● WHAT NEEDS TO BE DONE
Search for the word "control" in the entries. Each line that holds it should be copied.

┌─ LISTED RECORDS

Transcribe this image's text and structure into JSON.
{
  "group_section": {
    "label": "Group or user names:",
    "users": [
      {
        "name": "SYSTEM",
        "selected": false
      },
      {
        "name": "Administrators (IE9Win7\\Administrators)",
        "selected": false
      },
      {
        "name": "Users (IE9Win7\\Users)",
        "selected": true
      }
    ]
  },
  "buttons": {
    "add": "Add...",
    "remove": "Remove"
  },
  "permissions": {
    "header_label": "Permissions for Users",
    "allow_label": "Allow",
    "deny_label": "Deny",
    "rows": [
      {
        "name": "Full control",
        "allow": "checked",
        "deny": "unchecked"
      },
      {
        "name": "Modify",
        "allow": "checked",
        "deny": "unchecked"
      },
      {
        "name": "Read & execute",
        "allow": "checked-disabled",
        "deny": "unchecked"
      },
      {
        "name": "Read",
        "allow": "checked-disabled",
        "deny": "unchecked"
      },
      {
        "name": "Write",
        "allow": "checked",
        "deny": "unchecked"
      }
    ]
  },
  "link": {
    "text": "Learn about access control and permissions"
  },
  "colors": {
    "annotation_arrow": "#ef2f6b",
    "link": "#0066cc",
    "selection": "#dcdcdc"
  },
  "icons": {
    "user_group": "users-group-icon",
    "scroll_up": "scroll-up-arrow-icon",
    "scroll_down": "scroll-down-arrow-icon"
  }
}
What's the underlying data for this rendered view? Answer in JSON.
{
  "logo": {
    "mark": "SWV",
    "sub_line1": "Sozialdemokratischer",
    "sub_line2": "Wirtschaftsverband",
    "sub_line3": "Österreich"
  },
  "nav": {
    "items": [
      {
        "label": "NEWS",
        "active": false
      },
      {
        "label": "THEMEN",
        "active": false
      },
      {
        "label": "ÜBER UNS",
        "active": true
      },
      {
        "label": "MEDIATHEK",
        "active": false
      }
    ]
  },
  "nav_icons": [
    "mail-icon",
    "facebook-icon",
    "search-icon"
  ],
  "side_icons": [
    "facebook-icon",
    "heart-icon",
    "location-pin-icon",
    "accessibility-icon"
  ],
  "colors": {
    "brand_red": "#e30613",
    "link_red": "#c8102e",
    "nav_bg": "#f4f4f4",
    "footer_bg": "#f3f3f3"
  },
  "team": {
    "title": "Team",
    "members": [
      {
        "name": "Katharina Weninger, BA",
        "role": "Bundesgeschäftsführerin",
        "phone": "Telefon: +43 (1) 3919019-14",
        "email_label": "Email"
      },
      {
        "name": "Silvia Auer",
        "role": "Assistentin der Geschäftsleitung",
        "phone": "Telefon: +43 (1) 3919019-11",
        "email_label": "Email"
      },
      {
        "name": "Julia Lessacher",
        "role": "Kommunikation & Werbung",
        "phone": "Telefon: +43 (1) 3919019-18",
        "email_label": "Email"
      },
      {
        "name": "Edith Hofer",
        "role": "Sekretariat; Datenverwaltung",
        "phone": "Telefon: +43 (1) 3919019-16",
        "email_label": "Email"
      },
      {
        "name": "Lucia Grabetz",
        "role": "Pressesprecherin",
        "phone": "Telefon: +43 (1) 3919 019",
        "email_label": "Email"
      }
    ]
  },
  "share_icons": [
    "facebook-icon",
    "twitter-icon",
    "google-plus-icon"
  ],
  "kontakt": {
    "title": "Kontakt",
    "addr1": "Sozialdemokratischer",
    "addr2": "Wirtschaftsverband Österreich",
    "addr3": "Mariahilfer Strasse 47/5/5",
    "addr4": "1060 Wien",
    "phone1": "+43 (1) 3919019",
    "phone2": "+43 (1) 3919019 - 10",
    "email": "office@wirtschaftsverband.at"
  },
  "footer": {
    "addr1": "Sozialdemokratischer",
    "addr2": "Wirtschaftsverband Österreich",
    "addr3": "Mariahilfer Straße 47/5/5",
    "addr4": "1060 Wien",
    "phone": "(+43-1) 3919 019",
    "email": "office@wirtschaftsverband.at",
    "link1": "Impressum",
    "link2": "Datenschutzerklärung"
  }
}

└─

● SOLUTION BELOW
        "name": "Full control",
    "text": "Learn about access control and permissions"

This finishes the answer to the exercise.